Tonawanda News

September 26, 2013

Former NT concert series nixed in Lockport

By Joe Olenick joe.olenick@tonawanda-news.com
The Tonawanda News

Tonawanda News — CITY OF LOCKPORT — The Labatt Canal Concert Series in Lockport — which has its origins as the Molson Canal Concert Series in North Tonawanda before moving east five years ago after a long-running feud between its promoter and city officials — is finished.

Lockport Mayor Michael W. Tucker said Wednesday the city cannot afford to fund the series any longer. The shows, free to concert-goers, cost Lockport taxpayers about $125,000 each year, an expense city officials said might be too great to justify in a tough financial environment. A termination letter is being sent to the concert series promoter.

“The concert series as we know it is over,” Tucker said. “But I think it has been a very good thing for our city overall.”

When shows were staged at Gateway Harbor Park in North Tonawanda, no public money was given to promoter Kathy Paradowski. Her sole revenue source was through concessions. After several dust-ups with city officials at the time, Lockport made Paradowski an offer to help underwrite the cost if she would agree to move the shows to that city’s recently revamped Ulrich City Centre downtown business complex.

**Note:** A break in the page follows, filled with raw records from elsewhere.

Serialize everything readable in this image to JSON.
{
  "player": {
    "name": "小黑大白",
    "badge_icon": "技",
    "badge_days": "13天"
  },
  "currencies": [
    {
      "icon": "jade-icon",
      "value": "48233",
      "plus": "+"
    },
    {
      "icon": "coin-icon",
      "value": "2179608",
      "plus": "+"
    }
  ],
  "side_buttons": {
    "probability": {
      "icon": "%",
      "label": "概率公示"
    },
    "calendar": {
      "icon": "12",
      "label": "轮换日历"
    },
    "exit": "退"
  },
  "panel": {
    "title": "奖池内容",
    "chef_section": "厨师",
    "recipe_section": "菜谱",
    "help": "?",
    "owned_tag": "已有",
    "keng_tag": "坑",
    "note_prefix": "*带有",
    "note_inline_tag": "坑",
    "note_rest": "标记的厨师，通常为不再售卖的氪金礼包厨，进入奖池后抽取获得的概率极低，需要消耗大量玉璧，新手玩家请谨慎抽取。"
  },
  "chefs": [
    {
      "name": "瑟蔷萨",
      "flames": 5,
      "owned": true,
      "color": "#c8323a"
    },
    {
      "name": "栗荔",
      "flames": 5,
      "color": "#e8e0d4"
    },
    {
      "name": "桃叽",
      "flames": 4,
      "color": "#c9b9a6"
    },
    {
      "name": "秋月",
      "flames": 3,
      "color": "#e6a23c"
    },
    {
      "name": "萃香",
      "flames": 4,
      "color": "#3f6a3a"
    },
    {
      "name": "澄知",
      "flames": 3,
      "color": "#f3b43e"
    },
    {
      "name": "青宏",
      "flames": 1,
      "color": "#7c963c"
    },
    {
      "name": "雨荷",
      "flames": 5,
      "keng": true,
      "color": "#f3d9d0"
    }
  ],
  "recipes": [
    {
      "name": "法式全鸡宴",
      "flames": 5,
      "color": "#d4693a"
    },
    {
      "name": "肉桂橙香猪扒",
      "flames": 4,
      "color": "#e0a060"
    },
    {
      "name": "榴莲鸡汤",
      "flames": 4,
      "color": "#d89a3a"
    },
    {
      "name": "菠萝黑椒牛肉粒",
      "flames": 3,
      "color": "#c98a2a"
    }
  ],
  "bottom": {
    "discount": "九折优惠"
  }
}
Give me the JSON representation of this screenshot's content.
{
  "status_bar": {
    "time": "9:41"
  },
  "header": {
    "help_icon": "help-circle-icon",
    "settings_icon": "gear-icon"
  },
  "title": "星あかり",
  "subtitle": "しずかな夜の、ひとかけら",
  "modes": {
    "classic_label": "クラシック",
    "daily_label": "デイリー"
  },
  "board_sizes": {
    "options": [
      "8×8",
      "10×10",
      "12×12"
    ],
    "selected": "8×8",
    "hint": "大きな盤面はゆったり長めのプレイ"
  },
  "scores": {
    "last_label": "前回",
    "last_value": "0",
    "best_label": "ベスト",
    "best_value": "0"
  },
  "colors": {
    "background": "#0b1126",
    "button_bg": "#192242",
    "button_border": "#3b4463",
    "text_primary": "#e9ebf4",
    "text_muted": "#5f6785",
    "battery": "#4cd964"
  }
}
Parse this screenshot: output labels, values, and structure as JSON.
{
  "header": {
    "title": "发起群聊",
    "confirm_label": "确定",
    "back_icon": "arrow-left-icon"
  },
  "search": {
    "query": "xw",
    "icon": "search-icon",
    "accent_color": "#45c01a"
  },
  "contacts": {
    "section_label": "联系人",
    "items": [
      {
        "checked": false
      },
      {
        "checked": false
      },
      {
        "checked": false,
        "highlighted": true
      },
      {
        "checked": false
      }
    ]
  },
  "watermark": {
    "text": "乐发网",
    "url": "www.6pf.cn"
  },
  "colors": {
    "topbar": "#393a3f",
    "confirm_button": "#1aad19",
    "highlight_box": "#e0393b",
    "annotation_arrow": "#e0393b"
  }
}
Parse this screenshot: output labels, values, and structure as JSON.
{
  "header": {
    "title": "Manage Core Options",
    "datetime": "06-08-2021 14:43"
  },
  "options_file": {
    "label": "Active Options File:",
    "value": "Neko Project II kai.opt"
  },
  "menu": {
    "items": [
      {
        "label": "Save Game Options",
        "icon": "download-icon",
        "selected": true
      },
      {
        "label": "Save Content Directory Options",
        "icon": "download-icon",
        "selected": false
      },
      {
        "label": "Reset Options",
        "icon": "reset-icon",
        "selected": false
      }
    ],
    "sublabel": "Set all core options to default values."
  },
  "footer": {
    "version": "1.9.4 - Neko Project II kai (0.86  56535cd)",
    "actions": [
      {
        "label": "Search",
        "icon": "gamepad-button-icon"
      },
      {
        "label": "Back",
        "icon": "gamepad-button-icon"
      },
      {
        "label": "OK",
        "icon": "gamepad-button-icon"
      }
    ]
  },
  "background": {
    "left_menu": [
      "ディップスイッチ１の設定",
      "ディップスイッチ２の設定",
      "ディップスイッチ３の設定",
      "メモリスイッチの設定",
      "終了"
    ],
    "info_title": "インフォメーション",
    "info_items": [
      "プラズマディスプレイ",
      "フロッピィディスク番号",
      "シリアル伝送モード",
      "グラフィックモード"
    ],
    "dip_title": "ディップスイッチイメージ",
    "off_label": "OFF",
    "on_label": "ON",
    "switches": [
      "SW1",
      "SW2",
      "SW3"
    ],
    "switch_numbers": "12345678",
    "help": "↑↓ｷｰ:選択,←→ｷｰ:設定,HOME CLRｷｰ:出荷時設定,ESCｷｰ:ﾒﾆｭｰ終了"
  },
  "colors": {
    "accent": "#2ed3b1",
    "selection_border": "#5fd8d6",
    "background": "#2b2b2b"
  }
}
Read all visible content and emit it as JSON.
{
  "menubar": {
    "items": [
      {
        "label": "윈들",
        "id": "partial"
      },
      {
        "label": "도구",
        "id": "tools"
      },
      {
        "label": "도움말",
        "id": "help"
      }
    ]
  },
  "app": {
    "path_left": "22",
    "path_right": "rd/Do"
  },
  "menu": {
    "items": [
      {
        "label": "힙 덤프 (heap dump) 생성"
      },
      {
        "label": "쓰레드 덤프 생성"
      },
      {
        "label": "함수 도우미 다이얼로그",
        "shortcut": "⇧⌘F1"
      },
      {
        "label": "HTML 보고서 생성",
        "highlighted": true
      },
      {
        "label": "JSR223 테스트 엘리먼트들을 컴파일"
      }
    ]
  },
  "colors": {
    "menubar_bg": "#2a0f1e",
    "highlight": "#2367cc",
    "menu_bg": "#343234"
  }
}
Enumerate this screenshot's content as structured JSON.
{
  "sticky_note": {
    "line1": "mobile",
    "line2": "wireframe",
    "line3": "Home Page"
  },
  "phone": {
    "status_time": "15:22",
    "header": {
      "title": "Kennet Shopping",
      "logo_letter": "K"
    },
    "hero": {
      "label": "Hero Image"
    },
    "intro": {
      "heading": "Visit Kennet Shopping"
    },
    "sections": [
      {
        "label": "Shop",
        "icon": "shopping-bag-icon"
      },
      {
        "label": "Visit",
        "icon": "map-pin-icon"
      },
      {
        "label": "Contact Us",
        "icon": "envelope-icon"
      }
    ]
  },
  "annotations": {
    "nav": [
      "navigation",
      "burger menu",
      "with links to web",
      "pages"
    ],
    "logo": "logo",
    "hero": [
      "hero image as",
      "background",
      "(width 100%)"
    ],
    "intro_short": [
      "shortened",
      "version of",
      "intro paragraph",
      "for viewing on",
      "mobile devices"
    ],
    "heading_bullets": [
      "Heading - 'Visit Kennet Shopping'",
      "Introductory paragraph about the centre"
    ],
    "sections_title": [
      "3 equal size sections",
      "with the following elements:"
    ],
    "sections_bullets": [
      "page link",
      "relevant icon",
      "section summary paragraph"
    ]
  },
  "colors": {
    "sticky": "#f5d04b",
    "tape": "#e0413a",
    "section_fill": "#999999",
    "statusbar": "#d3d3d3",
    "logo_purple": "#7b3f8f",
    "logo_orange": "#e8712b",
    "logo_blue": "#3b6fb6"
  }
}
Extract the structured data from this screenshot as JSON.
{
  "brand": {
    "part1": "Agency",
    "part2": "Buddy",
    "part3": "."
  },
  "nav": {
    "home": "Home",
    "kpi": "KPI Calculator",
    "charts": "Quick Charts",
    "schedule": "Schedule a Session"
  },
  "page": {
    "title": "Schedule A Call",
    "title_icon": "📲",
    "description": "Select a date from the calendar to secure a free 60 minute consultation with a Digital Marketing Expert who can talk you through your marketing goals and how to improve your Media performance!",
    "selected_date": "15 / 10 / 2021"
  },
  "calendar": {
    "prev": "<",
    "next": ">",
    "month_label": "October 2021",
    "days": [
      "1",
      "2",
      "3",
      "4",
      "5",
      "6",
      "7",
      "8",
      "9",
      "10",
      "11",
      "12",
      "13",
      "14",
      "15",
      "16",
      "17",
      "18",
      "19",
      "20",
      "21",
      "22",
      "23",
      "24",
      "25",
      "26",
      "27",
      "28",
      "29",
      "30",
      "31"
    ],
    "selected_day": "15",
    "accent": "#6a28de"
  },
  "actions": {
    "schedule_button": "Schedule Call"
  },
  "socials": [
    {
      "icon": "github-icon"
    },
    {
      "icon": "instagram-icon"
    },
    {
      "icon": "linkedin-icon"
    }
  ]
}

Now, Tucker said, the expense is no longer feasible. 

The city is facing a tough budget situation, as the state comptroller this week called Lockport a city with “moderate fiscal stress.” Expected dates for a budget hearing and vote were pushed back this week to the end of October. Budget talk has included discussion of layoffs.

“You can’t have layoffs and concerts,” said Common Council President Anne McCaffrey.

The concert series moved to Lockport in 2008, bringing a show each Friday night for about eight to nine weeks each summer. However, with the city dealing with a host of financial challenges, the cost of the series has been a topic of budget conservation for the past few years.

This year’s series, moved from the Ulrich City Centre to a municipal parking lot on Chestnut Street, was plagued from the start as the first show was canceled in light of the citywide flooding that occurred in June. Another show was cut short because of rain, although a last-minute show was booked to help salvage the season.

While Lockport’s series has struggled, Paradowski has marked a return of sorts to the Lumber City, staging a handful of concerts featuring national acts on Sunday afternoons at Gratwick Riverside Park the last two summers. City officials have said they’re open to expanding the number of shows though no official offers have been made.

It’s unclear what, if any, impact the Lockport cancelation could have on Paradowski’s plans for next summer in NT.

Tucker said the city is looking into providing an alternative. A series of free concert shows that would not cost the city anything. The mayor said he was in talks with an individual “who feels he can put on a concert series at no cost to the city.”

“That could happen,” Tucker said. “He knows what he’s doing.”

Tucker declined to give details, but said he felt the series could have the same caliber as the Canal Concert Series.